Even though they can afford the mortgage payments, they felt they were trying to bail out an ocean with a bucket.
"No logical business person would do anything other than walk away. And so, there was a lot of soul searching. And I did a lot of crying, 'cause I'm in love with this house. And every day I would redo the math and think, 'Maybe we missed something,'" Schulik said. "This just can't be right."
But it was: the value of their house was dropping anywhere from five to eight thousand dollars a month, so Schulik and Kuehn just felt it was time to walk away.
"I don't think we're villains. We fulfilled the parts of our contract that we have with the bank. We've let them know what we're doing. It's all legal. It's not anything I ever expected I would be doing. And it sure doesn't feel good. But it seems like it's the right thing to do," Schulik said.
"What do your neighbors make of it?" Safer asked. "Another empty house breaks down the value of everyone's house."
"And we've seen that here. I think they will be upset, and I understand that," Kuehn replied.
"But you're hardly alone in Phoenix right now, correct?" Safer asked.

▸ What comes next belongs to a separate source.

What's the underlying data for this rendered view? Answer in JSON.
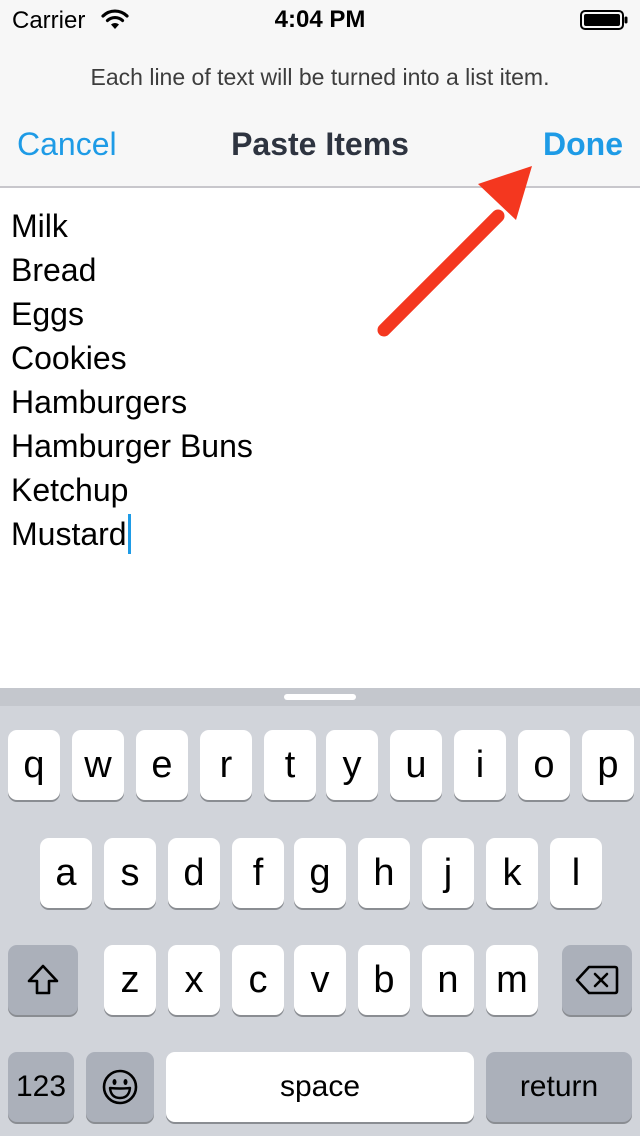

"Yes, it's interesting the number of my coworkers who have approached me to say, 'How are you doing this? Because I need to do it,'" Kuehn explained.